(Data for this exercise)

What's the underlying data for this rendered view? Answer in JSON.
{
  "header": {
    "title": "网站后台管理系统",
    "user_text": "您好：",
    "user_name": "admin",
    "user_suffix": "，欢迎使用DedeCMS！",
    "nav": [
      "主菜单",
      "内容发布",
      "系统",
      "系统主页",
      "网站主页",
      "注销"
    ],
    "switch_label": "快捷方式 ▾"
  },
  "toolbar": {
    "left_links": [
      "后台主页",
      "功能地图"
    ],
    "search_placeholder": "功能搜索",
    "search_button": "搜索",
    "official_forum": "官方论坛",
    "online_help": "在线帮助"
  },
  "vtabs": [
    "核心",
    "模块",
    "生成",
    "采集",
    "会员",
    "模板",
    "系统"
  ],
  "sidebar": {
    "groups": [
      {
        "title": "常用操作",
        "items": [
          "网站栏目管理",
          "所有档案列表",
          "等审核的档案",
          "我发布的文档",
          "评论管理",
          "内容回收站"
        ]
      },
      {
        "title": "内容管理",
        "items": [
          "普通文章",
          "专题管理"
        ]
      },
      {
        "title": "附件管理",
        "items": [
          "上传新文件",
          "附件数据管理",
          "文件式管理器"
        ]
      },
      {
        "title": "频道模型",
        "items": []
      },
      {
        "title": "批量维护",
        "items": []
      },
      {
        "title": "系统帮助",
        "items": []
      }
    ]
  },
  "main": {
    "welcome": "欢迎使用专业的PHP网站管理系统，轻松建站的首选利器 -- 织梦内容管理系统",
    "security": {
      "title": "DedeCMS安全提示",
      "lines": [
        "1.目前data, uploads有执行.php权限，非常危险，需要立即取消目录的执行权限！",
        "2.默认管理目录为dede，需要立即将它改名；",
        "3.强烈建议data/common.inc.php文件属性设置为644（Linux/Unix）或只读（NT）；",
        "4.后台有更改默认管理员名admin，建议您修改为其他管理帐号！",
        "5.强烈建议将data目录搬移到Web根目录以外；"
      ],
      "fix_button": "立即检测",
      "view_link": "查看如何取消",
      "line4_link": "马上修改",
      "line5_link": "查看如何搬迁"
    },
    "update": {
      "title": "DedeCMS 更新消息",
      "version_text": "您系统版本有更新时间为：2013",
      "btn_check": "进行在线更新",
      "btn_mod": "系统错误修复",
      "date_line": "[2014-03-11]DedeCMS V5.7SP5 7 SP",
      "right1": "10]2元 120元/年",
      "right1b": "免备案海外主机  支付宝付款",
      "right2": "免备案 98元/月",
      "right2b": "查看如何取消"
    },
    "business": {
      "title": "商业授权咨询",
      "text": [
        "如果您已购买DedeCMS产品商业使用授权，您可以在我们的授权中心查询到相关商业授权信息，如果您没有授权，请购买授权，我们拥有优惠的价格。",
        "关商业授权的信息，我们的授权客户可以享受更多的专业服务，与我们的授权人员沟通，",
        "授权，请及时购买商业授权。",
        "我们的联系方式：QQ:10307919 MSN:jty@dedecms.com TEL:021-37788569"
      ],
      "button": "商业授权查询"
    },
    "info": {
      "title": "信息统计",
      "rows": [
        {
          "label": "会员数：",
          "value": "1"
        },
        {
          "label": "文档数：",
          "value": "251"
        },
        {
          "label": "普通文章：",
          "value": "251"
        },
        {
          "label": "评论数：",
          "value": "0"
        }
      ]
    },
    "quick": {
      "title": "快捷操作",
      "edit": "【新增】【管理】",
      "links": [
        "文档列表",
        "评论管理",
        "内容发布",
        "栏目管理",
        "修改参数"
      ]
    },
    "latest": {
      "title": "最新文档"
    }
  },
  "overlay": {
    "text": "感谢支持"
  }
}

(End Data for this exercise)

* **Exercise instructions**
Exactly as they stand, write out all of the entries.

* **Written response**
What's the underlying data for this rendered view? Answer in JSON.
{
  "header": {
    "title": "网站后台管理系统",
    "user_text": "您好：",
    "user_name": "admin",
    "user_suffix": "，欢迎使用DedeCMS！",
    "nav": [
      "主菜单",
      "内容发布",
      "系统",
      "系统主页",
      "网站主页",
      "注销"
    ],
    "switch_label": "快捷方式 ▾"
  },
  "toolbar": {
    "left_links": [
      "后台主页",
      "功能地图"
    ],
    "search_placeholder": "功能搜索",
    "search_button": "搜索",
    "official_forum": "官方论坛",
    "online_help": "在线帮助"
  },
  "vtabs": [
    "核心",
    "模块",
    "生成",
    "采集",
    "会员",
    "模板",
    "系统"
  ],
  "sidebar": {
    "groups": [
      {
        "title": "常用操作",
        "items": [
          "网站栏目管理",
          "所有档案列表",
          "等审核的档案",
          "我发布的文档",
          "评论管理",
          "内容回收站"
        ]
      },
      {
        "title": "内容管理",
        "items": [
          "普通文章",
          "专题管理"
        ]
      },
      {
        "title": "附件管理",
        "items": [
          "上传新文件",
          "附件数据管理",
          "文件式管理器"
        ]
      },
      {
        "title": "频道模型",
        "items": []
      },
      {
        "title": "批量维护",
        "items": []
      },
      {
        "title": "系统帮助",
        "items": []
      }
    ]
  },
  "main": {
    "welcome": "欢迎使用专业的PHP网站管理系统，轻松建站的首选利器 -- 织梦内容管理系统",
    "security": {
      "title": "DedeCMS安全提示",
      "lines": [
        "1.目前data, uploads有执行.php权限，非常危险，需要立即取消目录的执行权限！",
        "2.默认管理目录为dede，需要立即将它改名；",
        "3.强烈建议data/common.inc.php文件属性设置为644（Linux/Unix）或只读（NT）；",
        "4.后台有更改默认管理员名admin，建议您修改为其他管理帐号！",
        "5.强烈建议将data目录搬移到Web根目录以外；"
      ],
      "fix_button": "立即检测",
      "view_link": "查看如何取消",
      "line4_link": "马上修改",
      "line5_link": "查看如何搬迁"
    },
    "update": {
      "title": "DedeCMS 更新消息",
      "version_text": "您系统版本有更新时间为：2013",
      "btn_check": "进行在线更新",
      "btn_mod": "系统错误修复",
      "date_line": "[2014-03-11]DedeCMS V5.7SP5 7 SP",
      "right1": "10]2元 120元/年",
      "right1b": "免备案海外主机  支付宝付款",
      "right2": "免备案 98元/月",
      "right2b": "查看如何取消"
    },
    "business": {
      "title": "商业授权咨询",
      "text": [
        "如果您已购买DedeCMS产品商业使用授权，您可以在我们的授权中心查询到相关商业授权信息，如果您没有授权，请购买授权，我们拥有优惠的价格。",
        "关商业授权的信息，我们的授权客户可以享受更多的专业服务，与我们的授权人员沟通，",
        "授权，请及时购买商业授权。",
        "我们的联系方式：QQ:10307919 MSN:jty@dedecms.com TEL:021-37788569"
      ],
      "button": "商业授权查询"
    },
    "info": {
      "title": "信息统计",
      "rows": [
        {
          "label": "会员数：",
          "value": "1"
        },
        {
          "label": "文档数：",
          "value": "251"
        },
        {
          "label": "普通文章：",
          "value": "251"
        },
        {
          "label": "评论数：",
          "value": "0"
        }
      ]
    },
    "quick": {
      "title": "快捷操作",
      "edit": "【新增】【管理】",
      "links": [
        "文档列表",
        "评论管理",
        "内容发布",
        "栏目管理",
        "修改参数"
      ]
    },
    "latest": {
      "title": "最新文档"
    }
  },
  "overlay": {
    "text": "感谢支持"
  }
}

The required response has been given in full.